[[ GIVEN DATA open ]]
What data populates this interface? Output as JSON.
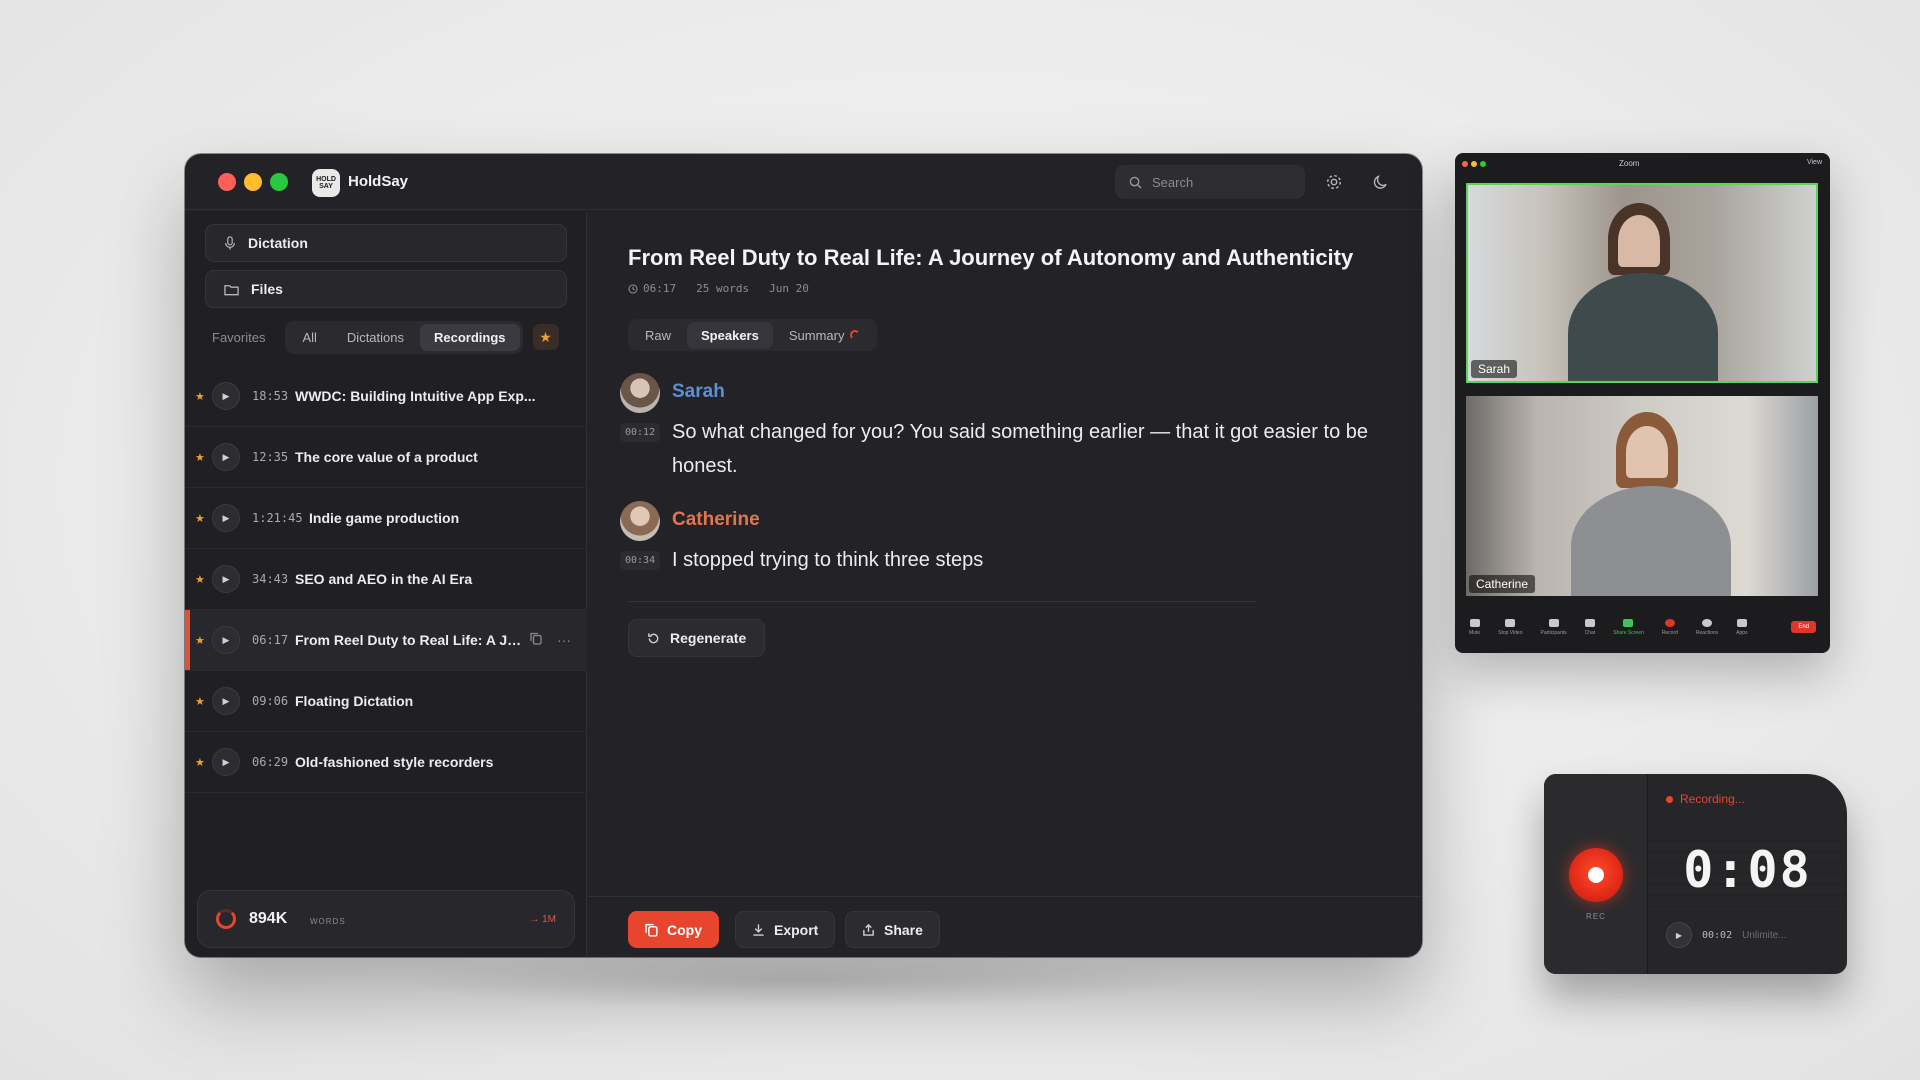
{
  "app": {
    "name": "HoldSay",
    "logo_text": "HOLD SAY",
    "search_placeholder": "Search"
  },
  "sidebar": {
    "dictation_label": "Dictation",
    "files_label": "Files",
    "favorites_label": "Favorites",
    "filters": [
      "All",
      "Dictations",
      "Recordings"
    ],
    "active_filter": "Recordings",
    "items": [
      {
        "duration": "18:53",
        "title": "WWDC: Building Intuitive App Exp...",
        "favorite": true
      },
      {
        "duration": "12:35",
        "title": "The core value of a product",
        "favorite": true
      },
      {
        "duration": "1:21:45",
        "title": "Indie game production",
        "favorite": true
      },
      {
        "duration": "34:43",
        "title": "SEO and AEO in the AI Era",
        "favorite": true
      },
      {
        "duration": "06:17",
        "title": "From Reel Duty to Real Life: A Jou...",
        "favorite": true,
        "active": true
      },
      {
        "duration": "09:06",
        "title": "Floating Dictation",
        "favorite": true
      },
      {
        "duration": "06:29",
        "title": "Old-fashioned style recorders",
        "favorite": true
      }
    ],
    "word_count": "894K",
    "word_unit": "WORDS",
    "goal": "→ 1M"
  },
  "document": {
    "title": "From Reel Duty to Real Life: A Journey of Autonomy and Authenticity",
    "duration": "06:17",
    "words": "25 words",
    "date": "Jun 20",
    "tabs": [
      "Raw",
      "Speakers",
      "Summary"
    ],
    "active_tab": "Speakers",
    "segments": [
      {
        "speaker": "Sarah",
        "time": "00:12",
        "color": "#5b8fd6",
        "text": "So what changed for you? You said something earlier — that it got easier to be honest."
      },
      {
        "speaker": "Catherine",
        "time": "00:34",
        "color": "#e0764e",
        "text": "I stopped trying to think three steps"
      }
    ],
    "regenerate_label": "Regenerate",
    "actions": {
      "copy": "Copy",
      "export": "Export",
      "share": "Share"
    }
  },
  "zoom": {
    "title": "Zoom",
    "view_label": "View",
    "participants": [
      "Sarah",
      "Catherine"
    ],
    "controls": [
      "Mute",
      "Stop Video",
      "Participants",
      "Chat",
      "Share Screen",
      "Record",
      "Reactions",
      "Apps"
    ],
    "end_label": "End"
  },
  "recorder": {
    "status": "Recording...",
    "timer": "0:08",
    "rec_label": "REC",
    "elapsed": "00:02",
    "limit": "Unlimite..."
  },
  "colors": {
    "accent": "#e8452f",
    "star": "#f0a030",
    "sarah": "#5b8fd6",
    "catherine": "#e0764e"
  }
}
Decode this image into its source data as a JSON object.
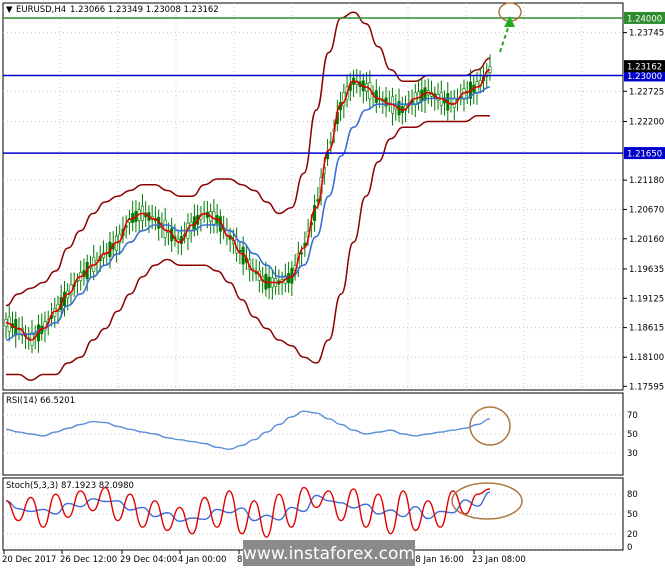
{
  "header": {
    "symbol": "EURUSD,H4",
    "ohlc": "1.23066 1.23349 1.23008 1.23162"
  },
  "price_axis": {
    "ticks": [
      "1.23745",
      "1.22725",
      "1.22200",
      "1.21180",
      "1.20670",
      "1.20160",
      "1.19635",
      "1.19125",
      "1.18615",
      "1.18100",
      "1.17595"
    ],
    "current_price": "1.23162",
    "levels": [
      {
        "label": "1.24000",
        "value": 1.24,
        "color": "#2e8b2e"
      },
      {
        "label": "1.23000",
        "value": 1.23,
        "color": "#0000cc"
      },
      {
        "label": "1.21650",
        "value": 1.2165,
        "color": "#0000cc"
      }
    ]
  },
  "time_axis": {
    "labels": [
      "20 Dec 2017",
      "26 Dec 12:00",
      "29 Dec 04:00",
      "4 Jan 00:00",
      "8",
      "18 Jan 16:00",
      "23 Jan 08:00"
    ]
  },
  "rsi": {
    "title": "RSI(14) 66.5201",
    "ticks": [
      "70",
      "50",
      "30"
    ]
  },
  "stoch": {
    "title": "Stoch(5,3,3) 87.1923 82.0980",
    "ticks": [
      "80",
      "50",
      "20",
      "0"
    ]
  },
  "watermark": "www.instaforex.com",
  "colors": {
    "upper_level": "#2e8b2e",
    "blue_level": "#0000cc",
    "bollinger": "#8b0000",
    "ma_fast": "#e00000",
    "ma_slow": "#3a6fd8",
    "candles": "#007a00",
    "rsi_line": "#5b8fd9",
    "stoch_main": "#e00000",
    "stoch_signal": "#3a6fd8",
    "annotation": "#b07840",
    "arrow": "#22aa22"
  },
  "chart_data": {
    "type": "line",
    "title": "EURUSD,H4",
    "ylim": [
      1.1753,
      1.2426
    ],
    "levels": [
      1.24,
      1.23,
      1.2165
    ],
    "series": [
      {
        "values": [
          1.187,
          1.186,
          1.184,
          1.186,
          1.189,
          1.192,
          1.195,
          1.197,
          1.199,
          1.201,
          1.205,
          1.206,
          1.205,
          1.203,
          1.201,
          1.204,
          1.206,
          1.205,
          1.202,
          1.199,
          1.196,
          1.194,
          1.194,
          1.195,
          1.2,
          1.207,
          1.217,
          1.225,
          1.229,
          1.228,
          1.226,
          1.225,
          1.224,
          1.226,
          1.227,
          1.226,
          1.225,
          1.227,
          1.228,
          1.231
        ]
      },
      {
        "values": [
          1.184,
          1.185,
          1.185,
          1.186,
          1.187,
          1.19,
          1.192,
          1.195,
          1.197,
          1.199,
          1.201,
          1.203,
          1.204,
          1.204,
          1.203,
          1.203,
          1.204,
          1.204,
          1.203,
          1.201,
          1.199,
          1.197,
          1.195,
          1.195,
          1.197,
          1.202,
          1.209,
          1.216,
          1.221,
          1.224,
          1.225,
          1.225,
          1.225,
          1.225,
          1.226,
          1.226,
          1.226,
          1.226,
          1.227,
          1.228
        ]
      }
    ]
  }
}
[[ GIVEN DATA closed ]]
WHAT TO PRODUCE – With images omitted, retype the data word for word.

EXPECTED ANSWER –
What data populates this interface? Output as JSON.
{
  "app": {
    "name": "HoldSay",
    "logo_text": "HOLD SAY",
    "search_placeholder": "Search"
  },
  "sidebar": {
    "dictation_label": "Dictation",
    "files_label": "Files",
    "favorites_label": "Favorites",
    "filters": [
      "All",
      "Dictations",
      "Recordings"
    ],
    "active_filter": "Recordings",
    "items": [
      {
        "duration": "18:53",
        "title": "WWDC: Building Intuitive App Exp...",
        "favorite": true
      },
      {
        "duration": "12:35",
        "title": "The core value of a product",
        "favorite": true
      },
      {
        "duration": "1:21:45",
        "title": "Indie game production",
        "favorite": true
      },
      {
        "duration": "34:43",
        "title": "SEO and AEO in the AI Era",
        "favorite": true
      },
      {
        "duration": "06:17",
        "title": "From Reel Duty to Real Life: A Jou...",
        "favorite": true,
        "active": true
      },
      {
        "duration": "09:06",
        "title": "Floating Dictation",
        "favorite": true
      },
      {
        "duration": "06:29",
        "title": "Old-fashioned style recorders",
        "favorite": true
      }
    ],
    "word_count": "894K",
    "word_unit": "WORDS",
    "goal": "→ 1M"
  },
  "document": {
    "title": "From Reel Duty to Real Life: A Journey of Autonomy and Authenticity",
    "duration": "06:17",
    "words": "25 words",
    "date": "Jun 20",
    "tabs": [
      "Raw",
      "Speakers",
      "Summary"
    ],
    "active_tab": "Speakers",
    "segments": [
      {
        "speaker": "Sarah",
        "time": "00:12",
        "color": "#5b8fd6",
        "text": "So what changed for you? You said something earlier — that it got easier to be honest."
      },
      {
        "speaker": "Catherine",
        "time": "00:34",
        "color": "#e0764e",
        "text": "I stopped trying to think three steps"
      }
    ],
    "regenerate_label": "Regenerate",
    "actions": {
      "copy": "Copy",
      "export": "Export",
      "share": "Share"
    }
  },
  "zoom": {
    "title": "Zoom",
    "view_label": "View",
    "participants": [
      "Sarah",
      "Catherine"
    ],
    "controls": [
      "Mute",
      "Stop Video",
      "Participants",
      "Chat",
      "Share Screen",
      "Record",
      "Reactions",
      "Apps"
    ],
    "end_label": "End"
  },
  "recorder": {
    "status": "Recording...",
    "timer": "0:08",
    "rec_label": "REC",
    "elapsed": "00:02",
    "limit": "Unlimite..."
  },
  "colors": {
    "accent": "#e8452f",
    "star": "#f0a030",
    "sarah": "#5b8fd6",
    "catherine": "#e0764e"
  }
}
Decode this image into its source data as a JSON object.
{
  "header": {
    "symbol": "EURUSD,H4",
    "ohlc": "1.23066 1.23349 1.23008 1.23162"
  },
  "price_axis": {
    "ticks": [
      "1.23745",
      "1.22725",
      "1.22200",
      "1.21180",
      "1.20670",
      "1.20160",
      "1.19635",
      "1.19125",
      "1.18615",
      "1.18100",
      "1.17595"
    ],
    "current_price": "1.23162",
    "levels": [
      {
        "label": "1.24000",
        "value": 1.24,
        "color": "#2e8b2e"
      },
      {
        "label": "1.23000",
        "value": 1.23,
        "color": "#0000cc"
      },
      {
        "label": "1.21650",
        "value": 1.2165,
        "color": "#0000cc"
      }
    ]
  },
  "time_axis": {
    "labels": [
      "20 Dec 2017",
      "26 Dec 12:00",
      "29 Dec 04:00",
      "4 Jan 00:00",
      "8",
      "18 Jan 16:00",
      "23 Jan 08:00"
    ]
  },
  "rsi": {
    "title": "RSI(14) 66.5201",
    "ticks": [
      "70",
      "50",
      "30"
    ]
  },
  "stoch": {
    "title": "Stoch(5,3,3) 87.1923 82.0980",
    "ticks": [
      "80",
      "50",
      "20",
      "0"
    ]
  },
  "watermark": "www.instaforex.com",
  "colors": {
    "upper_level": "#2e8b2e",
    "blue_level": "#0000cc",
    "bollinger": "#8b0000",
    "ma_fast": "#e00000",
    "ma_slow": "#3a6fd8",
    "candles": "#007a00",
    "rsi_line": "#5b8fd9",
    "stoch_main": "#e00000",
    "stoch_signal": "#3a6fd8",
    "annotation": "#b07840",
    "arrow": "#22aa22"
  },
  "chart_data": {
    "type": "line",
    "title": "EURUSD,H4",
    "ylim": [
      1.1753,
      1.2426
    ],
    "levels": [
      1.24,
      1.23,
      1.2165
    ],
    "series": [
      {
        "values": [
          1.187,
          1.186,
          1.184,
          1.186,
          1.189,
          1.192,
          1.195,
          1.197,
          1.199,
          1.201,
          1.205,
          1.206,
          1.205,
          1.203,
          1.201,
          1.204,
          1.206,
          1.205,
          1.202,
          1.199,
          1.196,
          1.194,
          1.194,
          1.195,
          1.2,
          1.207,
          1.217,
          1.225,
          1.229,
          1.228,
          1.226,
          1.225,
          1.224,
          1.226,
          1.227,
          1.226,
          1.225,
          1.227,
          1.228,
          1.231
        ]
      },
      {
        "values": [
          1.184,
          1.185,
          1.185,
          1.186,
          1.187,
          1.19,
          1.192,
          1.195,
          1.197,
          1.199,
          1.201,
          1.203,
          1.204,
          1.204,
          1.203,
          1.203,
          1.204,
          1.204,
          1.203,
          1.201,
          1.199,
          1.197,
          1.195,
          1.195,
          1.197,
          1.202,
          1.209,
          1.216,
          1.221,
          1.224,
          1.225,
          1.225,
          1.225,
          1.225,
          1.226,
          1.226,
          1.226,
          1.226,
          1.227,
          1.228
        ]
      }
    ]
  }
}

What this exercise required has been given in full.